In the records, find every line with the word "Kids" and copy it out.

= = = = =

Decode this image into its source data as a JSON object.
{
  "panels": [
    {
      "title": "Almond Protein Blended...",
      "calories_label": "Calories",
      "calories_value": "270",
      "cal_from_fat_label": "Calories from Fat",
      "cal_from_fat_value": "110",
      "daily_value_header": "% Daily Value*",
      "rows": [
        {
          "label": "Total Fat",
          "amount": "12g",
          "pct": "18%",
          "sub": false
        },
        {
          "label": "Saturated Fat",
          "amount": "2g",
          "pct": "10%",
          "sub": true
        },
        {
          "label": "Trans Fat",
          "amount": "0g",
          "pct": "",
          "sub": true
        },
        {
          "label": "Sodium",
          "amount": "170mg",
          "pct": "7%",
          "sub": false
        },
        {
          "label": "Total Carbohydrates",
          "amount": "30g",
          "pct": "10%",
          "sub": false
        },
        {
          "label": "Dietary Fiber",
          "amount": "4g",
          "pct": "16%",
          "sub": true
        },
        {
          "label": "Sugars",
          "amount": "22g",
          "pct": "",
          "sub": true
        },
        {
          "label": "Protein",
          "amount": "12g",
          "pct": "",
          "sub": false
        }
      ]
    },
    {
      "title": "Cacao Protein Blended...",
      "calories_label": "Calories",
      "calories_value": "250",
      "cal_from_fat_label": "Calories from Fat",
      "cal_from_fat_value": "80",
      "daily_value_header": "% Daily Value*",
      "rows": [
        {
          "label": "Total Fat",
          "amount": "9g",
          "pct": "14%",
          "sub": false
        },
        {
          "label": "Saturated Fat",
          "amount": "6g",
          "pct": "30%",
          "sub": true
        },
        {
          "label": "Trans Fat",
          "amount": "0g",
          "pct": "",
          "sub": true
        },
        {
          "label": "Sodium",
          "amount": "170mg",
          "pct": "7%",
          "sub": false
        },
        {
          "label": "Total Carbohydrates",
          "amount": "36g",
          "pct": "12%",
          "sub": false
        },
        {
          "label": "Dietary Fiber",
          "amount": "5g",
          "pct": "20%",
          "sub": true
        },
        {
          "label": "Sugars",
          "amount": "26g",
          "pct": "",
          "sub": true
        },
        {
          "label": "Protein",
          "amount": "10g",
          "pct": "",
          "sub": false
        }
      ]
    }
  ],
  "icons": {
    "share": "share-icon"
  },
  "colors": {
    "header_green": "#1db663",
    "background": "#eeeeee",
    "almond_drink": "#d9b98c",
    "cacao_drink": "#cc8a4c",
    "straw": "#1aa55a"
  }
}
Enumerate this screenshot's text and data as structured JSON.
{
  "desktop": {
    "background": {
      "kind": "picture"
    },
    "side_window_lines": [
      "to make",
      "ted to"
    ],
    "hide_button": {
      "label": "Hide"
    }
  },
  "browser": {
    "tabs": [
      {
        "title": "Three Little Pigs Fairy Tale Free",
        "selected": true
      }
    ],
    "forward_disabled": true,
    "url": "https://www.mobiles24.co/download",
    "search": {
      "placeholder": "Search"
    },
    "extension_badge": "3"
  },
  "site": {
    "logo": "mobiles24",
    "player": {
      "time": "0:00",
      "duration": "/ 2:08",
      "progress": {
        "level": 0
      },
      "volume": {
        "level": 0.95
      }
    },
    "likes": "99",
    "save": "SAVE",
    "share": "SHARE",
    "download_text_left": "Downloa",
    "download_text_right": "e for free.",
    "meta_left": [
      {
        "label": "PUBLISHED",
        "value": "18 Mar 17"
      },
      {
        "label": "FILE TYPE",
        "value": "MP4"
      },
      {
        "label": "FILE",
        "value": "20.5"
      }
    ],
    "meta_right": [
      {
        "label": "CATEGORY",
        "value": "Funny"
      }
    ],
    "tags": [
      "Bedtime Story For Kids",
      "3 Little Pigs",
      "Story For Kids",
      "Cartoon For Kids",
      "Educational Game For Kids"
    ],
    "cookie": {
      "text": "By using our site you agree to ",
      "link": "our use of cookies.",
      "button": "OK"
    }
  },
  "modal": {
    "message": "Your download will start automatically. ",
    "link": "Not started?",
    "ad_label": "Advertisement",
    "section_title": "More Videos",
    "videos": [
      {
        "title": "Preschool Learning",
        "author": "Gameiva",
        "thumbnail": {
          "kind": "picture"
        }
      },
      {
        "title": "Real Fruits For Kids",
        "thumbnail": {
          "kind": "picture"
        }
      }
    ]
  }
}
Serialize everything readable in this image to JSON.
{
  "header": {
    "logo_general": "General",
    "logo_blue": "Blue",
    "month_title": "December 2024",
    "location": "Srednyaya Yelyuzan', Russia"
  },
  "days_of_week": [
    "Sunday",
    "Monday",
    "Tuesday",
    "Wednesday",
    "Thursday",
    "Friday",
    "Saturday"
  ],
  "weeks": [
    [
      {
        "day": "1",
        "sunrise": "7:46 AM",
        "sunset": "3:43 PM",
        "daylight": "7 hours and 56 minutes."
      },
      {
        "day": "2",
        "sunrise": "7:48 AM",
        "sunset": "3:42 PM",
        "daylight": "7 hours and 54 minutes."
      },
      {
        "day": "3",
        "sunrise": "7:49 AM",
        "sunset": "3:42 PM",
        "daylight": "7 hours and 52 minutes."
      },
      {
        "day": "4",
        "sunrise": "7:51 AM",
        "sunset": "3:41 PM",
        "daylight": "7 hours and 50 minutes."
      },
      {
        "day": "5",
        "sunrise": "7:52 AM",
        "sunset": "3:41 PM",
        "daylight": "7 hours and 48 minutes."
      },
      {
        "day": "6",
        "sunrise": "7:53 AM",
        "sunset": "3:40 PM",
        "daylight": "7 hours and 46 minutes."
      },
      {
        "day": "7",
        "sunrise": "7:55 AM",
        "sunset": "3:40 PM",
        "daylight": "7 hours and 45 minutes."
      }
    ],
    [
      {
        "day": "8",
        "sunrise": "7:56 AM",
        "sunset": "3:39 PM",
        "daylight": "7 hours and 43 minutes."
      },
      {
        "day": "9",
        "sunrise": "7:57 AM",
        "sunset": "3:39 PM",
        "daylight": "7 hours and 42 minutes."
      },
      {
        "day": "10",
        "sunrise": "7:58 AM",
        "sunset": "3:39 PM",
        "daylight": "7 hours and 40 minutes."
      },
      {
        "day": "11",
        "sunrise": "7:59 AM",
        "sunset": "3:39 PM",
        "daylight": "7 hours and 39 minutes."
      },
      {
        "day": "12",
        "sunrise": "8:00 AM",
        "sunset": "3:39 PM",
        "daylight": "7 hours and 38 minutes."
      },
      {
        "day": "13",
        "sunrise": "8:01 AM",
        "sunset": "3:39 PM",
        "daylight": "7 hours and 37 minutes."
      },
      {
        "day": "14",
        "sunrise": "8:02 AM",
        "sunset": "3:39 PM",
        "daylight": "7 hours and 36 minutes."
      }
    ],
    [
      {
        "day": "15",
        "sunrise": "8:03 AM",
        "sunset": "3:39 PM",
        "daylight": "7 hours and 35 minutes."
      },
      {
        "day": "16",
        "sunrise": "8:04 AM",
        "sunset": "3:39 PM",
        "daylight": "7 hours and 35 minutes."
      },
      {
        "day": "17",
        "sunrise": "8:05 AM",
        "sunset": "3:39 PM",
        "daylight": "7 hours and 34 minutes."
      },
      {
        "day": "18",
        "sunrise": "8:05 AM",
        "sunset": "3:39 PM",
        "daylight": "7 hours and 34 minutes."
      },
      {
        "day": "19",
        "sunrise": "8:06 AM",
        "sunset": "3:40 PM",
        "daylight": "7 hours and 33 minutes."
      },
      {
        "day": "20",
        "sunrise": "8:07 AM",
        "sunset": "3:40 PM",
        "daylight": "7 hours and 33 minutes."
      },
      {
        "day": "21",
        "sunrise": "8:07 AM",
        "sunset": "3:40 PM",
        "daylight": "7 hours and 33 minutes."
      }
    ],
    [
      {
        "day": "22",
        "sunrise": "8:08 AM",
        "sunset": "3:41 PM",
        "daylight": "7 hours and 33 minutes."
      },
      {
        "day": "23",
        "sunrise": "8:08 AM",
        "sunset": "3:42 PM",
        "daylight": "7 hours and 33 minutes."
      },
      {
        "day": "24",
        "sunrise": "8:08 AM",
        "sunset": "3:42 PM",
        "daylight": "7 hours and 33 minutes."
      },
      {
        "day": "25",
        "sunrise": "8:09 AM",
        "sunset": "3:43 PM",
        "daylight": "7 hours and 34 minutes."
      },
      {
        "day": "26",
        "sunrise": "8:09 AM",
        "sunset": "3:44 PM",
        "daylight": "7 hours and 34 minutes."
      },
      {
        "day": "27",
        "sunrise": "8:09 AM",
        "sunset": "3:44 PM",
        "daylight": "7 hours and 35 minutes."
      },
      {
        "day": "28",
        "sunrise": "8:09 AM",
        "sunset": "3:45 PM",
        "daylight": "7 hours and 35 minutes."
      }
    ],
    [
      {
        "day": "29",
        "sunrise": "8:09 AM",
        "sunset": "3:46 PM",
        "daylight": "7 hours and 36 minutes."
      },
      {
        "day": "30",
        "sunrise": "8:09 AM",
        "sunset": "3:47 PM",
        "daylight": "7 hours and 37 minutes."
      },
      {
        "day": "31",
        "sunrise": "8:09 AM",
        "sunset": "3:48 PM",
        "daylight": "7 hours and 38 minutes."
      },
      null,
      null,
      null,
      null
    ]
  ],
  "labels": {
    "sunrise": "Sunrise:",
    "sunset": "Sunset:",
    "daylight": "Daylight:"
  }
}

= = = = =

- Answer to the problem -
      "Bedtime Story For Kids",
      "Story For Kids",
      "Cartoon For Kids",
      "Educational Game For Kids"
        "title": "Real Fruits For Kids",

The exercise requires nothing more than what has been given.